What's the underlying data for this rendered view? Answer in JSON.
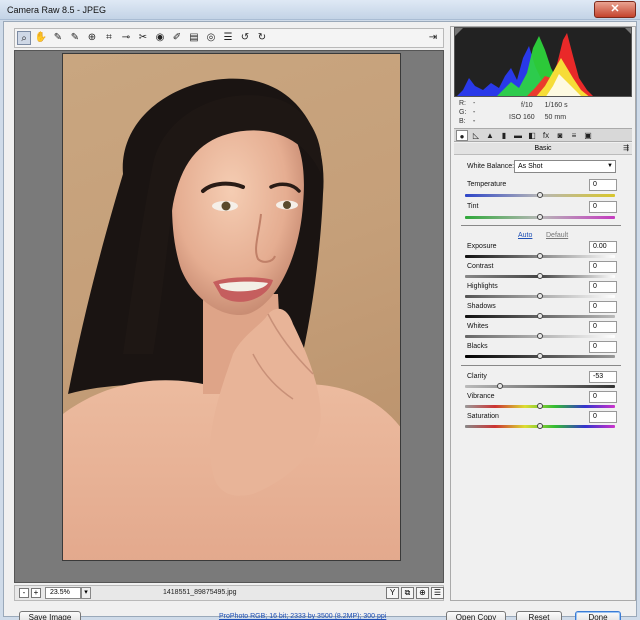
{
  "window": {
    "title": "Camera Raw 8.5  -  JPEG",
    "close_label": "✕"
  },
  "toolbar": {
    "tools": [
      "zoom-tool-icon",
      "hand-tool-icon",
      "white-balance-tool-icon",
      "color-sampler-tool-icon",
      "targeted-adjustment-tool-icon",
      "crop-tool-icon",
      "straighten-tool-icon",
      "spot-removal-tool-icon",
      "red-eye-removal-tool-icon",
      "adjustment-brush-icon",
      "graduated-filter-icon",
      "radial-filter-icon",
      "preferences-icon",
      "rotate-ccw-icon",
      "rotate-cw-icon"
    ],
    "tool_glyphs": [
      "⌕",
      "✋",
      "✎",
      "✎",
      "⊕",
      "⌗",
      "⊸",
      "✂",
      "◉",
      "✐",
      "▤",
      "◎",
      "☰",
      "↺",
      "↻"
    ],
    "fullscreen_glyph": "⇥"
  },
  "status": {
    "zoom_minus": "-",
    "zoom_plus": "+",
    "zoom_value": "23.5%",
    "zoom_drop": "▾",
    "filename": "1418551_89875495.jpg",
    "view_glyphs": [
      "Y",
      "⧉",
      "⊕",
      "☰"
    ]
  },
  "info": {
    "r_label": "R:",
    "r_value": "---",
    "g_label": "G:",
    "g_value": "---",
    "b_label": "B:",
    "b_value": "---",
    "aperture": "f/10",
    "shutter": "1/160 s",
    "iso": "ISO 160",
    "focal": "50 mm"
  },
  "tabs": [
    "●",
    "◺",
    "▲",
    "▮",
    "▬",
    "◧",
    "fx",
    "◙",
    "≡",
    "▣"
  ],
  "section": {
    "title": "Basic",
    "menu": "⇶"
  },
  "basic": {
    "white_balance_label": "White Balance:",
    "white_balance_value": "As Shot",
    "auto_label": "Auto",
    "default_label": "Default",
    "sliders": [
      {
        "label": "Temperature",
        "value": "0",
        "pos": 0.5
      },
      {
        "label": "Tint",
        "value": "0",
        "pos": 0.5
      },
      {
        "label": "Exposure",
        "value": "0.00",
        "pos": 0.5
      },
      {
        "label": "Contrast",
        "value": "0",
        "pos": 0.5
      },
      {
        "label": "Highlights",
        "value": "0",
        "pos": 0.5
      },
      {
        "label": "Shadows",
        "value": "0",
        "pos": 0.5
      },
      {
        "label": "Whites",
        "value": "0",
        "pos": 0.5
      },
      {
        "label": "Blacks",
        "value": "0",
        "pos": 0.5
      },
      {
        "label": "Clarity",
        "value": "-53",
        "pos": 0.235
      },
      {
        "label": "Vibrance",
        "value": "0",
        "pos": 0.5
      },
      {
        "label": "Saturation",
        "value": "0",
        "pos": 0.5
      }
    ]
  },
  "buttons": {
    "save": "Save Image",
    "workflow": "ProPhoto RGB; 16 bit; 2333 by 3500 (8.2MP); 300 ppi",
    "open": "Open Copy",
    "reset": "Reset",
    "done": "Done"
  }
}
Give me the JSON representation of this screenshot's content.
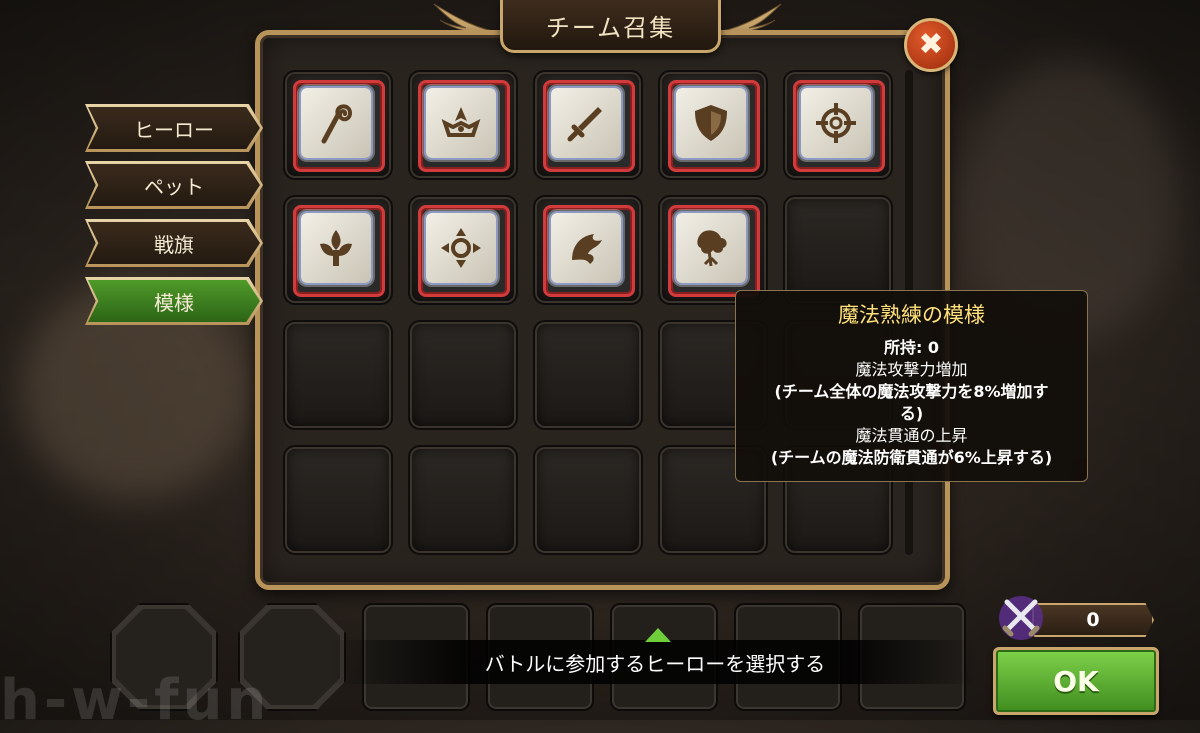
{
  "title": "チーム召集",
  "tabs": [
    {
      "label": "ヒーロー",
      "active": false
    },
    {
      "label": "ペット",
      "active": false
    },
    {
      "label": "戦旗",
      "active": false
    },
    {
      "label": "模様",
      "active": true
    }
  ],
  "close_icon": "close-x-icon",
  "grid": {
    "items": [
      {
        "icon": "magic-staff-pattern-icon"
      },
      {
        "icon": "crown-pattern-icon"
      },
      {
        "icon": "sword-pattern-icon"
      },
      {
        "icon": "shield-pattern-icon"
      },
      {
        "icon": "crosshair-pattern-icon"
      },
      {
        "icon": "fleur-pattern-icon"
      },
      {
        "icon": "arrows-pattern-icon"
      },
      {
        "icon": "dragon-pattern-icon"
      },
      {
        "icon": "tree-pattern-icon"
      }
    ]
  },
  "tooltip": {
    "title": "魔法熟練の模様",
    "owned": "所持: 0",
    "effect1_name": "魔法攻撃力増加",
    "effect1_desc_a": "(チーム全体の魔法攻撃力を8%増加す",
    "effect1_desc_b": "る)",
    "effect2_name": "魔法貫通の上昇",
    "effect2_desc": "(チームの魔法防衛貫通が6%上昇する)"
  },
  "hint": "バトルに参加するヒーローを選択する",
  "power": {
    "value": "0",
    "icon": "crossed-swords-icon"
  },
  "ok_label": "OK",
  "watermark": "h-w-fun",
  "colors": {
    "active_tab": "#3f8c1f",
    "item_border": "#d23b3b",
    "tooltip_title": "#ffe07a"
  }
}
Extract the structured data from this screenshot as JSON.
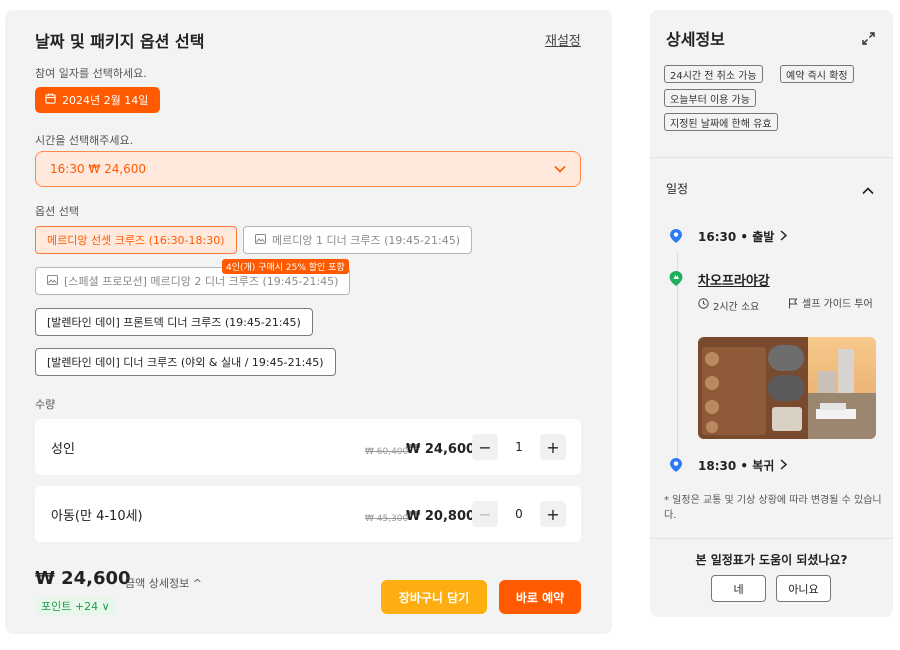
{
  "left": {
    "title": "날짜 및 패키지 옵션 선택",
    "reset": "재설정",
    "date_label": "참여 일자를 선택하세요.",
    "date_value": "2024년 2월 14일",
    "time_label": "시간을 선택해주세요.",
    "time_value": "16:30 ₩ 24,600",
    "option_label": "옵션 선택",
    "options": [
      {
        "label": "메르디앙 선셋 크루즈 (16:30-18:30)",
        "state": "selected"
      },
      {
        "label": "메르디앙 1 디너 크루즈 (19:45-21:45)",
        "state": "disabled"
      },
      {
        "label": "[스페셜 프로모션] 메르디앙 2 디너 크루즈 (19:45-21:45)",
        "state": "disabled"
      },
      {
        "label": "[발렌타인 데이] 프론트덱 디너 크루즈 (19:45-21:45)",
        "state": "normal"
      },
      {
        "label": "[발렌타인 데이] 디너 크루즈 (야외 & 실내 / 19:45-21:45)",
        "state": "normal"
      }
    ],
    "promo_badge": "4인(개) 구매시 25% 할인 포함",
    "qty_label": "수량",
    "quantities": [
      {
        "label": "성인",
        "orig": "₩ 60,400",
        "price": "₩ 24,600",
        "count": "1",
        "minus_disabled": false
      },
      {
        "label": "아동(만 4-10세)",
        "orig": "₩ 45,300",
        "price": "₩ 20,800",
        "count": "0",
        "minus_disabled": true
      }
    ],
    "total": "₩ 24,600",
    "detail_link": "금액 상세정보 ^",
    "points": "포인트 +24 ∨",
    "cart_button": "장바구니 담기",
    "book_button": "바로 예약"
  },
  "right": {
    "title": "상세정보",
    "tags": [
      "24시간 전 취소 가능",
      "예약 즉시 확정",
      "오늘부터 이용 가능",
      "지정된 날짜에 한해 유효"
    ],
    "schedule_label": "일정",
    "departure": "16:30 • 출발",
    "place": "차오프라야강",
    "duration": "2시간 소요",
    "guide": "셀프 가이드 투어",
    "return": "18:30 • 복귀",
    "note": "* 일정은 교통 및 기상 상황에 따라 변경될 수 있습니다.",
    "help_question": "본 일정표가 도움이 되셨나요?",
    "yes": "네",
    "no": "아니요"
  },
  "colors": {
    "accent": "#ff5a00",
    "accent_light": "#ffe9dc",
    "cart": "#ffae12",
    "points_green": "#1f9b4a",
    "pin_blue": "#2f7bf5"
  }
}
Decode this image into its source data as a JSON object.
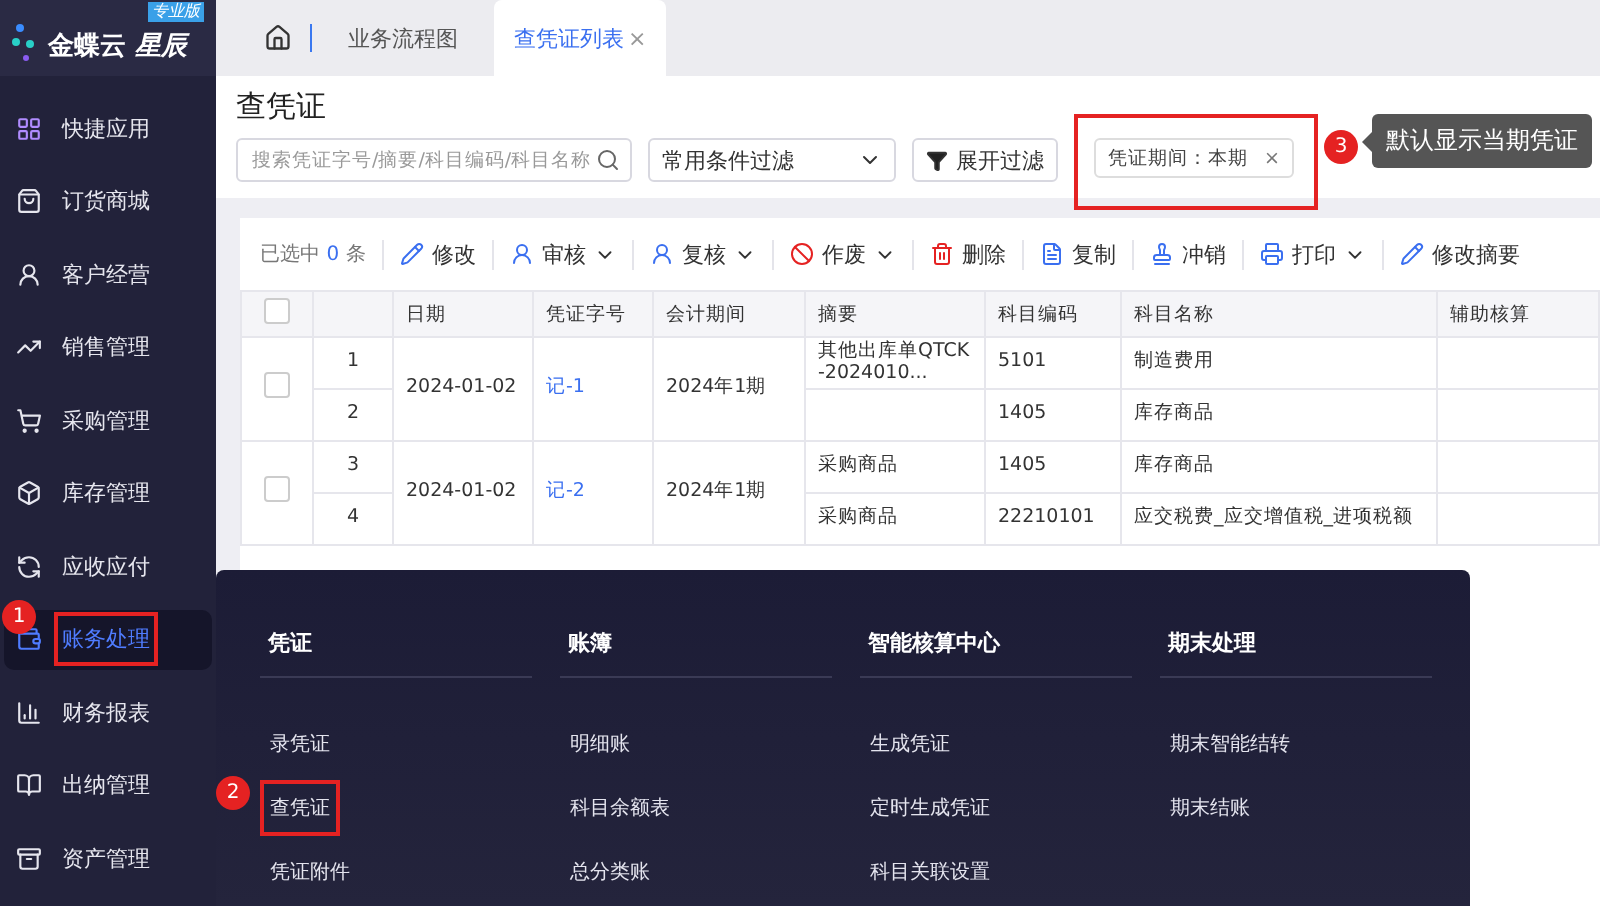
{
  "brand": {
    "name": "金蝶云",
    "product": "星辰",
    "edition": "专业版"
  },
  "sidebar": {
    "items": [
      {
        "label": "快捷应用",
        "selected": false
      },
      {
        "label": "订货商城",
        "selected": false
      },
      {
        "label": "客户经营",
        "selected": false
      },
      {
        "label": "销售管理",
        "selected": false
      },
      {
        "label": "采购管理",
        "selected": false
      },
      {
        "label": "库存管理",
        "selected": false
      },
      {
        "label": "应收应付",
        "selected": false
      },
      {
        "label": "账务处理",
        "selected": true,
        "callout": "1"
      },
      {
        "label": "财务报表",
        "selected": false
      },
      {
        "label": "出纳管理",
        "selected": false
      },
      {
        "label": "资产管理",
        "selected": false
      }
    ]
  },
  "tabs": [
    {
      "label": "业务流程图",
      "selected": false
    },
    {
      "label": "查凭证列表",
      "selected": true,
      "close": "×"
    }
  ],
  "page_title": "查凭证",
  "filters": {
    "search": {
      "placeholder": "搜索凭证字号/摘要/科目编码/科目名称"
    },
    "preset": "常用条件过滤",
    "expand": "展开过滤",
    "tag": {
      "label": "凭证期间：本期",
      "close": "×",
      "callout": "3",
      "note": "默认显示当期凭证"
    }
  },
  "toolbar": {
    "selection": {
      "prefix": "已选中",
      "count": "0",
      "suffix": "条"
    },
    "buttons": [
      {
        "label": "修改",
        "dropdown": false
      },
      {
        "label": "审核",
        "dropdown": true
      },
      {
        "label": "复核",
        "dropdown": true
      },
      {
        "label": "作废",
        "dropdown": true
      },
      {
        "label": "删除",
        "dropdown": false
      },
      {
        "label": "复制",
        "dropdown": false
      },
      {
        "label": "冲销",
        "dropdown": false
      },
      {
        "label": "打印",
        "dropdown": true
      },
      {
        "label": "修改摘要",
        "dropdown": false
      }
    ]
  },
  "table": {
    "header_checked": false,
    "columns": [
      "日期",
      "凭证字号",
      "会计期间",
      "摘要",
      "科目编码",
      "科目名称",
      "辅助核算"
    ],
    "vouchers": [
      {
        "checked": false,
        "date": "2024-01-02",
        "number": "记-1",
        "period": "2024年1期",
        "lines": [
          {
            "index": "1",
            "summary": "其他出库单QTCK-2024010...",
            "code": "5101",
            "name": "制造费用"
          },
          {
            "index": "2",
            "code": "1405",
            "name": "库存商品"
          }
        ]
      },
      {
        "checked": false,
        "date": "2024-01-02",
        "number": "记-2",
        "period": "2024年1期",
        "lines": [
          {
            "index": "3",
            "summary": "采购商品",
            "code": "1405",
            "name": "库存商品"
          },
          {
            "index": "4",
            "summary": "采购商品",
            "code": "22210101",
            "name": "应交税费_应交增值税_进项税额"
          }
        ]
      }
    ]
  },
  "menu": {
    "columns": [
      {
        "heading": "凭证",
        "items": [
          {
            "label": "录凭证"
          },
          {
            "label": "查凭证",
            "callout": "2"
          },
          {
            "label": "凭证附件"
          }
        ]
      },
      {
        "heading": "账簿",
        "items": [
          {
            "label": "明细账"
          },
          {
            "label": "科目余额表"
          },
          {
            "label": "总分类账"
          }
        ]
      },
      {
        "heading": "智能核算中心",
        "items": [
          {
            "label": "生成凭证"
          },
          {
            "label": "定时生成凭证"
          },
          {
            "label": "科目关联设置"
          }
        ]
      },
      {
        "heading": "期末处理",
        "items": [
          {
            "label": "期末智能结转"
          },
          {
            "label": "期末结账"
          }
        ]
      }
    ]
  }
}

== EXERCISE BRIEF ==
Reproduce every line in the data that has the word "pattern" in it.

== WRITTEN SOLUTION ==
        "icon": "magic-staff-pattern-icon"
        "icon": "crown-pattern-icon"
        "icon": "sword-pattern-icon"
        "icon": "shield-pattern-icon"
        "icon": "crosshair-pattern-icon"
        "icon": "fleur-pattern-icon"
        "icon": "arrows-pattern-icon"
        "icon": "dragon-pattern-icon"
        "icon": "tree-pattern-icon"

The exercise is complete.